A thick 500-sheet packet of 100% recycled printer paper costs some 20% to 25% more than a similar non-recycled sheaf (I know; I’ve bought the stuff).
The new Chevrolet Volt four-door electric hybrid sedan (equipped with a small gasoline motor for back-up power) lists at $41,000; even with the maximum of $7,500 in tax credits and incentives, it’s still a whopping $33,500. By comparison, I can buy a used Pontiac G6 all-gasoline powered sedan for $12,500 – saving myself some $21,000 in the process (not to mention a whole lotta interest, too).
Now, I'm not saying all of this to put a negative knock on “green” goods. Lord knows, over time, using recycled paper means cutting down fewer trees, while hybrids can significantly help reduce petroleum consumption by our country – something that brings both environmental and energy security benefits to us.
[Here's an example of what General Motors is trying to do in terms of combining economics and environmentalism when it coems to light truck design.]
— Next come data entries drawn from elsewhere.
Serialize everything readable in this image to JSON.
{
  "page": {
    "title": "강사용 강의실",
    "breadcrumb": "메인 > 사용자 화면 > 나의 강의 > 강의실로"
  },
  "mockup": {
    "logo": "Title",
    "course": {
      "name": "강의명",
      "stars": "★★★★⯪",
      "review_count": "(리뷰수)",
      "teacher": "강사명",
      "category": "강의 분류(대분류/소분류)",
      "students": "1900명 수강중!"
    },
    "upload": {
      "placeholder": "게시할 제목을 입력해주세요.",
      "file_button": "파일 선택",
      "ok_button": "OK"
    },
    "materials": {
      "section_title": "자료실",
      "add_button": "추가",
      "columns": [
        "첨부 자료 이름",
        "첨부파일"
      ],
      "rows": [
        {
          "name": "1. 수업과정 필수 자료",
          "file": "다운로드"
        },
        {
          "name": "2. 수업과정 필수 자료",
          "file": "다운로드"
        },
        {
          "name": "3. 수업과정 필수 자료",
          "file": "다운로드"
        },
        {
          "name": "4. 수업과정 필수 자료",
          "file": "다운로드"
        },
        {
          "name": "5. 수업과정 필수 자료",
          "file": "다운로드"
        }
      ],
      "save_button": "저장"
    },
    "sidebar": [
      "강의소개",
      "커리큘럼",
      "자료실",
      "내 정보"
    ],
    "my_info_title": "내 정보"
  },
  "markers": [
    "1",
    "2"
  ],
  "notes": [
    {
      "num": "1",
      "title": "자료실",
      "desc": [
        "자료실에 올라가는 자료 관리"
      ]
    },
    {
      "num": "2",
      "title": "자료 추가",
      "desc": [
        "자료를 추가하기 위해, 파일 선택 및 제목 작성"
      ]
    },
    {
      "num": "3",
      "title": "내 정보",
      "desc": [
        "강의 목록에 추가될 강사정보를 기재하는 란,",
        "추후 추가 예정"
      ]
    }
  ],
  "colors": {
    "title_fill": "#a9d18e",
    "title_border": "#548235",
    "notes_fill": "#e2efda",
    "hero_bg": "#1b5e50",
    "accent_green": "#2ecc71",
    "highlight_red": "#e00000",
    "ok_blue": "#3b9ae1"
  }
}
It’s just that no one seems to truly “get it” about how the upfront cost of goods almost always drives the purchasing decision. What, do you think Wal-Mart became a global retailing behemoth because people like linoleum flooring in their massive stores? No! It’s because the consumer’s dollar buys a heck of a lot more at a Wal-Mart.
Think Toyota and Honda got where they were because they made fuel-efficient cars? No! Their cars were fuel efficient, reliable, and inexpensive. That’s a hard combination to beat. Nowadays, of course, a Honda commands a premium (I know that from looking at minivan prices, let me tell you), as do Apple’s products and gaming systems (like PlayStation), but those are rarities.
Trucking, of course, offers the ultimate example. By federal law, diesel-powered trucks – from pickups to Class 8 tractors – are now equipped with costly emission control systems, and that’s still giving a lot of buyers pause across the work truck spectrum.
Take General Motors: you’ve got to add $8,395 to the base cost of its new Chevrolet Silverado and GMC Sierra pickups to get the Duramax diesel engine and Allison 1000 six-speed transmission package – a price tag largely due to 2010 emission requirements.
On the heavy end, Keith Klein, executive VP and COO of Transport America, told me last year that the base price of the Class 8 tractors used in his company’s fleet has increased $25,000 over the last six to seven years – again, largely due to new emission control systems mandated by the Environmental Protection Agency (EPA).
As a result of such costs – and the Great Recession, let’s not forget – fleets are keeping their tractors far longer than ever before. Right now, the average age of Class 8 trucks is now 6.5 years – this highest level in nearly three decades – and many fleets say they’ll be keeping equipment longer in the future simply because they need more revenue-generating time to pay for it. One flatbed carrier I spoke with has gone from a trade cycle of three years to over five years for that reason alone.
The higher price of newer, cleaner trucks has also caused a run (of sorts) in the used equipment market. Steve Clough, president of national used tuck dealer Arrow Truck Sales, told me last year that he foresees a used truck shortage for the next three or four years as the production of new trucks dropped to record low levels from 2007 through 2009, while fleets that typically bought new trucks went into the used market to buy large groups of low mileage, late model trucks – usually in large lots of 100 power units or more.
“Right now, there’s almost no supply of 200,000 to 300,000 mile trucks to be had in large numbers,” he said. “There’s not even a real oversupply of 400,000 mile trucks – and those are what fleet retail buyers are looking for.”
And despite the higher maintenance cost for older trucks – with one fleet telling me its maintenance expenses double between the 400,000 mile and 600,000 mile mark – their significantly lower sticker price in recent years still attracted a ton of buyers, despite being the “less greener” option.
That’s why upfront cost is going to remain a big issue dogging efforts to “green” America for some time to come.